Task objective ▸ Lines below that hold the word "number" must be copied in full.
── Task material
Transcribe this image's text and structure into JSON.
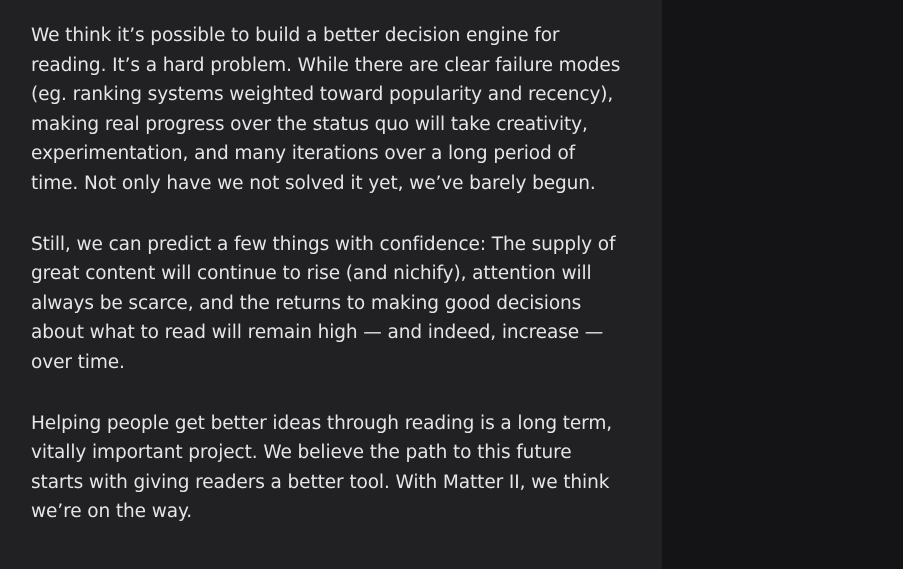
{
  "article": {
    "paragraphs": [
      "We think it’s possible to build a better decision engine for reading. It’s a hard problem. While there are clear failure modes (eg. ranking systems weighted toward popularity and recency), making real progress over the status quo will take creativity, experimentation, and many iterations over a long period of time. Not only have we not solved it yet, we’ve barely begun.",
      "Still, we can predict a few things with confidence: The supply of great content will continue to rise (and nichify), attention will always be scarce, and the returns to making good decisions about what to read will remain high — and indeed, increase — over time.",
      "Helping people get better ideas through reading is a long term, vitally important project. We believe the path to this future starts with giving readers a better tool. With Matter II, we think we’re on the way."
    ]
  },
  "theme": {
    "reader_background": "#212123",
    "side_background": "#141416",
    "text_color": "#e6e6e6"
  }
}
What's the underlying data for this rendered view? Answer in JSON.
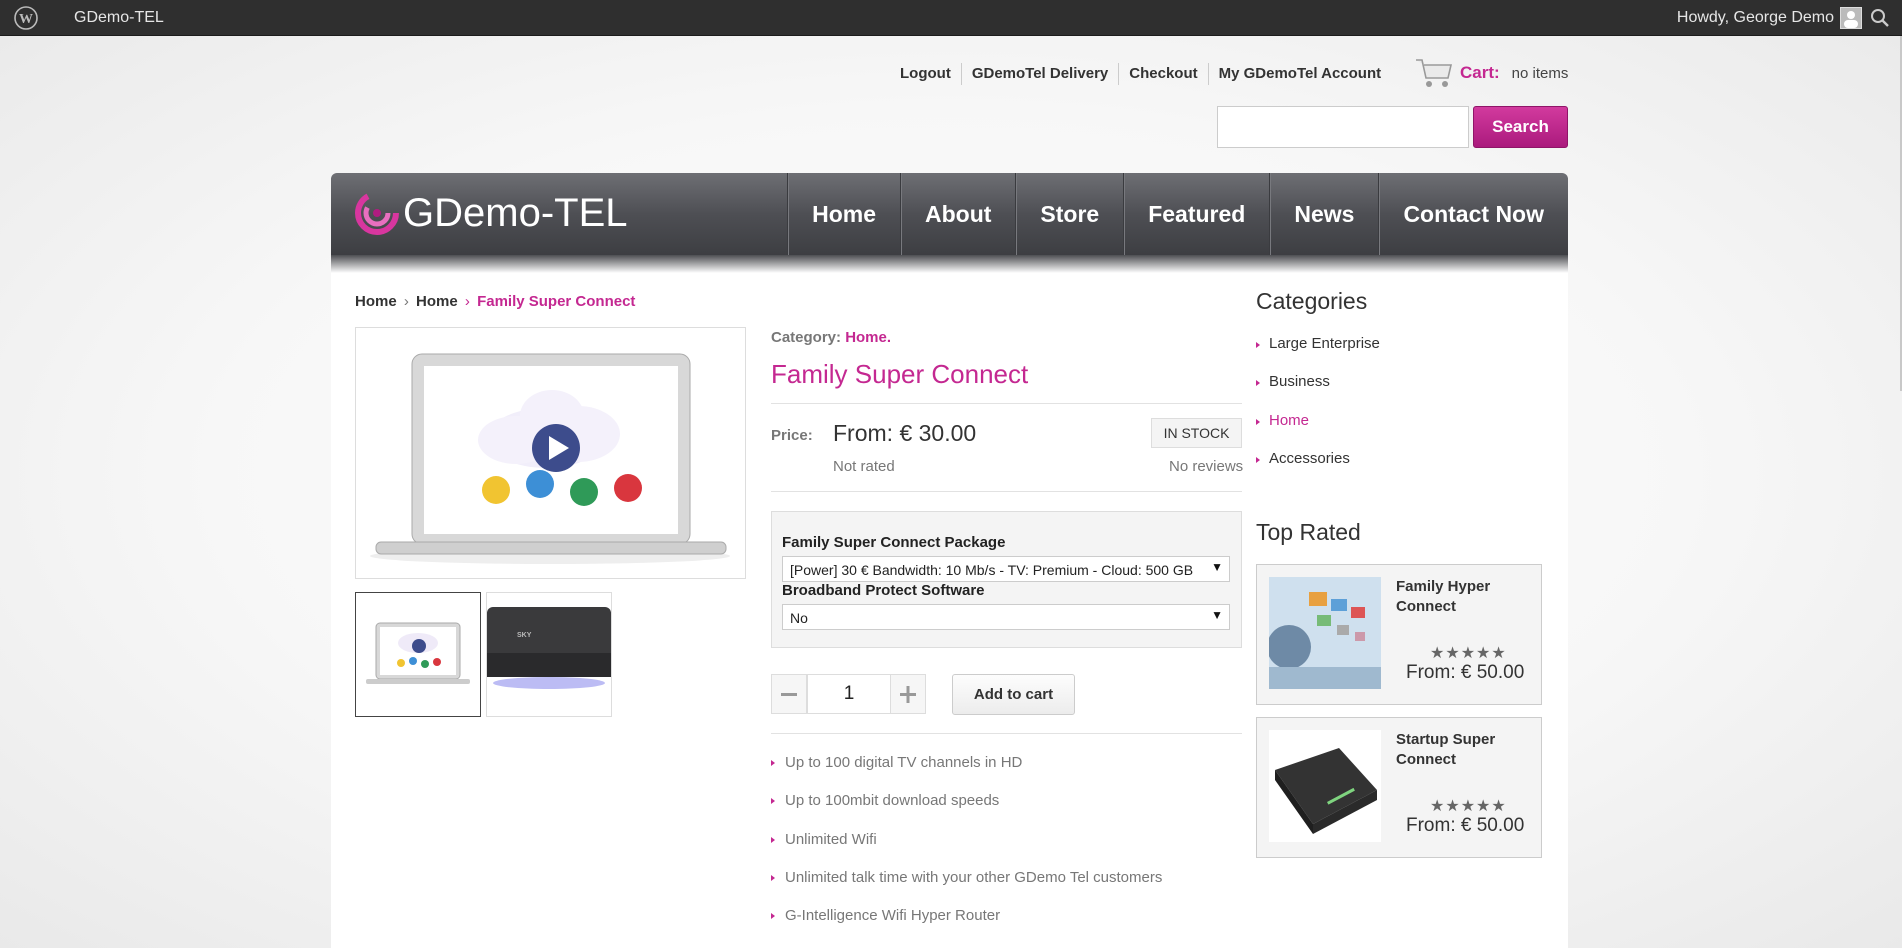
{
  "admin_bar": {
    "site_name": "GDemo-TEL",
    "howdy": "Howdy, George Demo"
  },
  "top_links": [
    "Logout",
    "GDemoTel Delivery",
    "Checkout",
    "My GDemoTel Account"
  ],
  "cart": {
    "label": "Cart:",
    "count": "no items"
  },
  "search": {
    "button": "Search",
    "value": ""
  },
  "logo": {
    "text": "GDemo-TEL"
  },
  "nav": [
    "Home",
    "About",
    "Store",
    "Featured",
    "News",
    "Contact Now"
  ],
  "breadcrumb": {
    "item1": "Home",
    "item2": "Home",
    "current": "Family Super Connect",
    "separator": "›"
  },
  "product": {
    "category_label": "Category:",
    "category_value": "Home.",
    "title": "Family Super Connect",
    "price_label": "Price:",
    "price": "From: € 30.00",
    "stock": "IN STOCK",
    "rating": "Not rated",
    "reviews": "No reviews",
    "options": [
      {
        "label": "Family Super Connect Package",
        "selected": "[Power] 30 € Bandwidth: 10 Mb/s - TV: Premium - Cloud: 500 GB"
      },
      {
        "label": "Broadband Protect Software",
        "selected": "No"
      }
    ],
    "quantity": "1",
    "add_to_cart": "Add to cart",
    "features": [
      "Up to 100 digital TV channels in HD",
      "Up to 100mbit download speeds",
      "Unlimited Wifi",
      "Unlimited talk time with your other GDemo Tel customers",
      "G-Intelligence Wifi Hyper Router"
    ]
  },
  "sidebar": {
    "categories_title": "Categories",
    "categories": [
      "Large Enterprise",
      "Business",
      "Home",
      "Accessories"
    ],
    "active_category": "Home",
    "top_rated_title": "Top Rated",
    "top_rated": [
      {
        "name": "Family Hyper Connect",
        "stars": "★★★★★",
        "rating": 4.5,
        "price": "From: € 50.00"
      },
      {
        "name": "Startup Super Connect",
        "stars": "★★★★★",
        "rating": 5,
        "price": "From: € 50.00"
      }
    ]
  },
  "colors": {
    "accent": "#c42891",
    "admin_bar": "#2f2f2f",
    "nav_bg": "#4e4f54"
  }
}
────
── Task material
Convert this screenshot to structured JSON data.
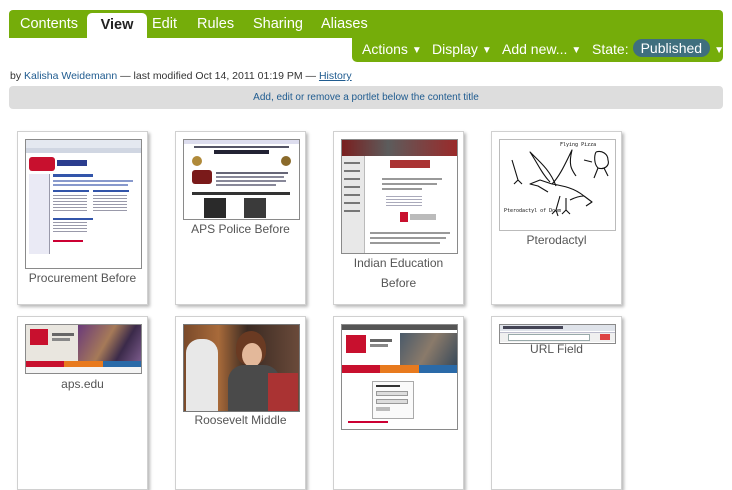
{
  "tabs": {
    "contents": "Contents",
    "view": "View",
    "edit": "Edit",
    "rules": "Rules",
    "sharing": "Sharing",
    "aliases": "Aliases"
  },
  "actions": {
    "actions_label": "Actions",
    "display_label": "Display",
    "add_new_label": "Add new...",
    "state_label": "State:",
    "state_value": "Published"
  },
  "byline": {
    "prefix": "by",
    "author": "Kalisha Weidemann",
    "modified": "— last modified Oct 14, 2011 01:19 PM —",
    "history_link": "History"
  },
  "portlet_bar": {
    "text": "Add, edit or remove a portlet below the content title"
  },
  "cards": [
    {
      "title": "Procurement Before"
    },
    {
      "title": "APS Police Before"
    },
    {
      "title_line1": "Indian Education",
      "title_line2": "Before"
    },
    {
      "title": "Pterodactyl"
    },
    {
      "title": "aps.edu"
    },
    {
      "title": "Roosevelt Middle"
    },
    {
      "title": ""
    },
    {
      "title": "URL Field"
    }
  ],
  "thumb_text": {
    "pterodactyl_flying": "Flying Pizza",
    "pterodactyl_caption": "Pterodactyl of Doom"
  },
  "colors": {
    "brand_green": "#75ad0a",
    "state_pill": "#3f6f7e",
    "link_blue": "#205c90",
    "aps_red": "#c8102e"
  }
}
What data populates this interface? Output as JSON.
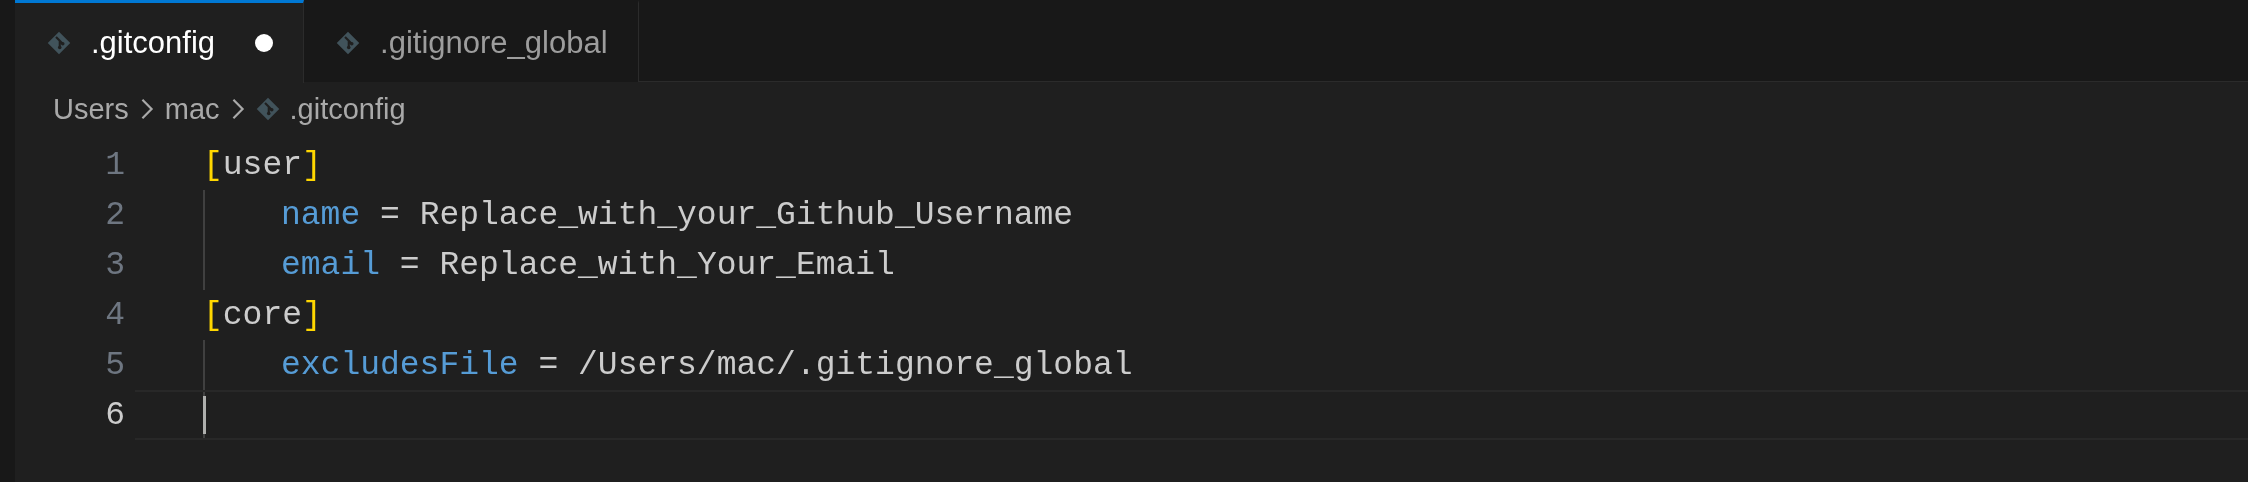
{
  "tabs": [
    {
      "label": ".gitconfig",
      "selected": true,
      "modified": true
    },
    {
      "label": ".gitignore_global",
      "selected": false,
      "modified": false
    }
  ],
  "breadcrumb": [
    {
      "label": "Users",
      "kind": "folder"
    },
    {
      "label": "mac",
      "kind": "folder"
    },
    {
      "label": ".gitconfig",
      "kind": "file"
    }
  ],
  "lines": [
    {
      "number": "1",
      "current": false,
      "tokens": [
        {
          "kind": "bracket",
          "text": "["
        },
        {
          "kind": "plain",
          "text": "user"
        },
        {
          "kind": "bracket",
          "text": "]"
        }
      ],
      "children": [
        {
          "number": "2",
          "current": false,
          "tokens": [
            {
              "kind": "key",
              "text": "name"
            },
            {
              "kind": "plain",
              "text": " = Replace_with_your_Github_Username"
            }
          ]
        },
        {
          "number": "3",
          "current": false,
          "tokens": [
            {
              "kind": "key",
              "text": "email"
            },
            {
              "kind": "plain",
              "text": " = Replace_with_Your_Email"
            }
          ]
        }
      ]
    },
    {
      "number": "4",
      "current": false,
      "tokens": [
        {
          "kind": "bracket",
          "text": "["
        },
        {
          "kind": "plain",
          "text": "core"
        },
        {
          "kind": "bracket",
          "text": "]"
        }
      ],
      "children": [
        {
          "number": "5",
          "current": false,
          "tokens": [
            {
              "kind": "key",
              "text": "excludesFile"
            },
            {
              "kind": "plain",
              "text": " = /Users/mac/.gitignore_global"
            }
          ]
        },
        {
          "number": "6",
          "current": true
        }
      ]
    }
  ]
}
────
Exercise response ▸
      "number": "1",
          "number": "2",
          "number": "3",
      "number": "4",
          "number": "5",
          "number": "6",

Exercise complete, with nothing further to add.